Residence directors and area coordinators have the unique job of overseeing residence halls and working personally with students while living on-campus amongst them.
These RDs and ACs have many responsibilities on a day-to-day basis. RDs' main responsibilities include supervising their resident assistants, managing buildings and working closely with both RAs and residents.
"The most important aspect of my job is student development," said Garry Morgan, RD of Allegany Hall. "I work closely with a great deal of students in and outside of my specific hall. That is in the form of conversations about relationships to opportunities for leadership development."
Kimberly Bilinski, AC of Seneca and Ontario Halls, has a few different responsibilities from that of an RD. Her duties include overseeing two buildings, supervising a staff of 10 and serving as a mentor and resource for an entire village, which includes a handful of halls.
"I am also responsible for handling upper level judicial meetings, chairing committees, managing events and meetings within the quad and organizing professional development," she said.

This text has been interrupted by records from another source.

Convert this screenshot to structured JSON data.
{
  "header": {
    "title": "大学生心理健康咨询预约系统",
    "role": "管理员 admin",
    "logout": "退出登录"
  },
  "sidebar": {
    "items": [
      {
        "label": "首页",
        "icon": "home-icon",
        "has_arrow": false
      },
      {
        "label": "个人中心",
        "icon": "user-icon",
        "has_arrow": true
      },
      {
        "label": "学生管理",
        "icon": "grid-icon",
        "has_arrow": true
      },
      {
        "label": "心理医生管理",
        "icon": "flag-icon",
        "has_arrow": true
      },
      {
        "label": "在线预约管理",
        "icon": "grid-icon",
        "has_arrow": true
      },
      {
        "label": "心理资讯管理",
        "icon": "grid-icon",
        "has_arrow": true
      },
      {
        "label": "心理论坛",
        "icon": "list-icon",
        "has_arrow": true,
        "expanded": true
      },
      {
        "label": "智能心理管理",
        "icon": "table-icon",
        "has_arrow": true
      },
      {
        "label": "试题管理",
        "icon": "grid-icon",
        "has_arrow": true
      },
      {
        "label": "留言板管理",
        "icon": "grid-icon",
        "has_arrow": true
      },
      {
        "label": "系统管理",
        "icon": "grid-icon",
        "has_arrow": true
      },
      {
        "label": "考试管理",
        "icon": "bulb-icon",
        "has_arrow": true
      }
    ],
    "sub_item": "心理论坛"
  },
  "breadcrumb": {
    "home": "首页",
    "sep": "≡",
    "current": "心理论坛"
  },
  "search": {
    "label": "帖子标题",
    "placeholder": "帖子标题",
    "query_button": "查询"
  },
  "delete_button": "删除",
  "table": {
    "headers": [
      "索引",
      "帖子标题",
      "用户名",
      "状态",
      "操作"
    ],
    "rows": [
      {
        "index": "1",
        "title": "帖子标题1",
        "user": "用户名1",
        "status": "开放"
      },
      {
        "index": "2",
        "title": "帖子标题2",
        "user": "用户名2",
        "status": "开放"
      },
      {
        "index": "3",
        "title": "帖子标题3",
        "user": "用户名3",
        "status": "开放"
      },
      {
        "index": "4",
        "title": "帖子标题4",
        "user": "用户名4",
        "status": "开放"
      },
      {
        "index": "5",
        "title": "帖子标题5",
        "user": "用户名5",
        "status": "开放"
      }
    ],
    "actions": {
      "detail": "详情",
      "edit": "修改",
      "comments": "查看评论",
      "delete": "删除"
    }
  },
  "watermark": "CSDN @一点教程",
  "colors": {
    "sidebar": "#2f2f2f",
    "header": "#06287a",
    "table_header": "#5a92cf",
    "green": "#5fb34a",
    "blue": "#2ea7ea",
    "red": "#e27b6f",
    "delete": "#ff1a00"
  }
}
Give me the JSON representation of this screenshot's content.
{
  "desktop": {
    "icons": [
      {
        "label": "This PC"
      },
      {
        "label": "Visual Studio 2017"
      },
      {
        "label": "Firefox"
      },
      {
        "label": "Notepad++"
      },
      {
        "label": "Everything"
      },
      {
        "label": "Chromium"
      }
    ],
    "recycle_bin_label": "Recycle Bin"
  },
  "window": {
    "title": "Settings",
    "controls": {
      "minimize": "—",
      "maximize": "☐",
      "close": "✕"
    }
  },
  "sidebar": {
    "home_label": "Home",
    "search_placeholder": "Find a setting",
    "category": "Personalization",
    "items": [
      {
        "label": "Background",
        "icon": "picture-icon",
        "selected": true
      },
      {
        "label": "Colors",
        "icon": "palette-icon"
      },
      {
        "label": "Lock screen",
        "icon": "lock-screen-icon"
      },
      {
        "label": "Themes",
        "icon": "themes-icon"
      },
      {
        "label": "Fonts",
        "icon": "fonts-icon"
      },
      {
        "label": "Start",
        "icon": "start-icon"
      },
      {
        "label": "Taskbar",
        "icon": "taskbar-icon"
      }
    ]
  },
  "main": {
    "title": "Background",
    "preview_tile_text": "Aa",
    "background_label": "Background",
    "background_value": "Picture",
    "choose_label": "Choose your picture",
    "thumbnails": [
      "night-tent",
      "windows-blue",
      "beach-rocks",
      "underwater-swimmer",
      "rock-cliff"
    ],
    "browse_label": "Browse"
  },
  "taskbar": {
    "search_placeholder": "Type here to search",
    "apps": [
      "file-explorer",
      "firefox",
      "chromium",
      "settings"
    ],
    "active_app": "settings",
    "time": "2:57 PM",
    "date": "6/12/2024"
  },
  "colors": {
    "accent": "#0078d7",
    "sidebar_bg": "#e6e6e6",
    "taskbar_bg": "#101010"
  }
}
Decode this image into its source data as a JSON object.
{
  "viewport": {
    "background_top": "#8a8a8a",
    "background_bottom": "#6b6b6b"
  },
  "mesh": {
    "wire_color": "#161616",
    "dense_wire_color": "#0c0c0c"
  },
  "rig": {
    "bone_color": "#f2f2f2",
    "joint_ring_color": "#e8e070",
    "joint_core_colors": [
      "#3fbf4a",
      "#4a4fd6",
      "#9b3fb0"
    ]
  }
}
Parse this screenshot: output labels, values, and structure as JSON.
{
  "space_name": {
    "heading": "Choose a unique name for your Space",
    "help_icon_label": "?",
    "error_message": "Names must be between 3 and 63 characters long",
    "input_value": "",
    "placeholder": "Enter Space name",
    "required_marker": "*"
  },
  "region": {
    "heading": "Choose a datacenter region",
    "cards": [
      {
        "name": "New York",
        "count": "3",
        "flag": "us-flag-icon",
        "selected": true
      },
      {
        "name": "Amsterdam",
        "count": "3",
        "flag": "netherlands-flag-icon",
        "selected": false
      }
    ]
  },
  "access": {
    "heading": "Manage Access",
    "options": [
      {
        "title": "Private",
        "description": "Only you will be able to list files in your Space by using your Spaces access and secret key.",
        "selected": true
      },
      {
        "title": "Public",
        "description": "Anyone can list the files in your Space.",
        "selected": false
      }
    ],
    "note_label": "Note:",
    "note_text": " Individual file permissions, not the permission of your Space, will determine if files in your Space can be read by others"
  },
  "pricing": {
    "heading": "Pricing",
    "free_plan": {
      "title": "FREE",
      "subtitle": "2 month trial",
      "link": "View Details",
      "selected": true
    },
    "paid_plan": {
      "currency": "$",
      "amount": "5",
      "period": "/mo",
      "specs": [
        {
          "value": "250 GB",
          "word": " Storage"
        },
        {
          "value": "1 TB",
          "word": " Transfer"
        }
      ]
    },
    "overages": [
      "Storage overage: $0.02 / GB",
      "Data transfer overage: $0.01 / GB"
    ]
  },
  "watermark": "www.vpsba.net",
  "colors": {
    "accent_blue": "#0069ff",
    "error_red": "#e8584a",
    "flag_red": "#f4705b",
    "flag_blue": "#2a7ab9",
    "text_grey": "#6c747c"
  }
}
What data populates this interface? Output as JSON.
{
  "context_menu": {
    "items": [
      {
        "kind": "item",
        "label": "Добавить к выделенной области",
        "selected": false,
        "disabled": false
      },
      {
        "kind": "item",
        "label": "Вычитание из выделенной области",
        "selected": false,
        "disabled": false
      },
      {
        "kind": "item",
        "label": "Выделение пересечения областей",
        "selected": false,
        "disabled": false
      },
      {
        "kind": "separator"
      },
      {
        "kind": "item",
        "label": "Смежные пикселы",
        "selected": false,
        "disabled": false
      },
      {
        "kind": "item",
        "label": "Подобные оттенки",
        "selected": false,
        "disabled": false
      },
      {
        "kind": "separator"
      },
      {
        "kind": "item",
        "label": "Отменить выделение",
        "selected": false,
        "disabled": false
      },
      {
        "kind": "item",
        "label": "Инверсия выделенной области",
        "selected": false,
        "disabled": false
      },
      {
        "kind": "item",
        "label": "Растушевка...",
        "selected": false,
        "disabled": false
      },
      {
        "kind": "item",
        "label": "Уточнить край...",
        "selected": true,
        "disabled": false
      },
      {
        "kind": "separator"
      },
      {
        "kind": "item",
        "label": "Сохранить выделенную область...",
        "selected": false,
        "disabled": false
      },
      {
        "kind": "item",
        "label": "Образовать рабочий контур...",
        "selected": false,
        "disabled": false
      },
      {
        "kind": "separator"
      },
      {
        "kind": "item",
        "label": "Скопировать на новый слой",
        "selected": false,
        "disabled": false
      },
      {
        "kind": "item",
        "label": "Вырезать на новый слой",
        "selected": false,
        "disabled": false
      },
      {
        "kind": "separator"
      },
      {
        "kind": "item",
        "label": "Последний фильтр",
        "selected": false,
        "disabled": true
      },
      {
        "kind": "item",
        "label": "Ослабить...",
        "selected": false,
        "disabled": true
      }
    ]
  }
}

According to Bilinski, ACs and RDs often work at least 10 hours a day, often on weekends or late nights. "It becomes very hard to relax and have down time, especially when you live in the same building you work," she said.
As much of a time commitment student staff and residents can be, working with them is a perk of the job. "I really enjoy my staff, they keep me moving," said Nicole McCawthan, RD of Genesee Hall. "We have some great times together."
"I get the largest joy from having a conversation with a student and witnessing the light bulb turn on," Morgan said. "When my students understand what I am trying to say or do for them, it gives me a feeling of immense success."
Beyond working with on-campus students, past experiences have motivated many of these campus figures.
As an undergrad, McCawthan didn't really know her RD, in fact, she only saw her in the loading dock unloading her groceries. "I took a vow that if I ever became an RD, my residents would know who I am," said McCawthan.
On the contrary, Morgan had a great experience with an RD at SUNY Cortland who inspired him. "He took a personal stake in my success," he said. "He took his time to show me the ropes of life of a RD. That really intrigued me."